▶ [WORK INSTRUCTION]: From the records below, copy each line in which the string "house" occurs.
┌─ MATERIAL SHOWN
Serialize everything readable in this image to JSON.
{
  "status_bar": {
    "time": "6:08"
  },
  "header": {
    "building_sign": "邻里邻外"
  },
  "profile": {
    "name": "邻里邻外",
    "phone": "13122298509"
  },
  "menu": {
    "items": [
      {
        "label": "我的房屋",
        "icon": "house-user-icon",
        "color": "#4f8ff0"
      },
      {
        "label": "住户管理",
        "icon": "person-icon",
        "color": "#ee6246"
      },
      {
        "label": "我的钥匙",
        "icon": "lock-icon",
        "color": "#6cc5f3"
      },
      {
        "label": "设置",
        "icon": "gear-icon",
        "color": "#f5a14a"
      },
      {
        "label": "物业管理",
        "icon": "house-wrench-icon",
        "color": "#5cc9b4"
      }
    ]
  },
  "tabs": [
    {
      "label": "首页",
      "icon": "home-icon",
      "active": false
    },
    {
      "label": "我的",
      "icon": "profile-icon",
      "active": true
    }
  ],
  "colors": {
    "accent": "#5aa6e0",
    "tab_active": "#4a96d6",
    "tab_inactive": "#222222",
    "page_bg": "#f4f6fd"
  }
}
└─
▶ [EXERCISE OUTPUT]:
        "icon": "house-user-icon",
        "icon": "house-wrench-icon",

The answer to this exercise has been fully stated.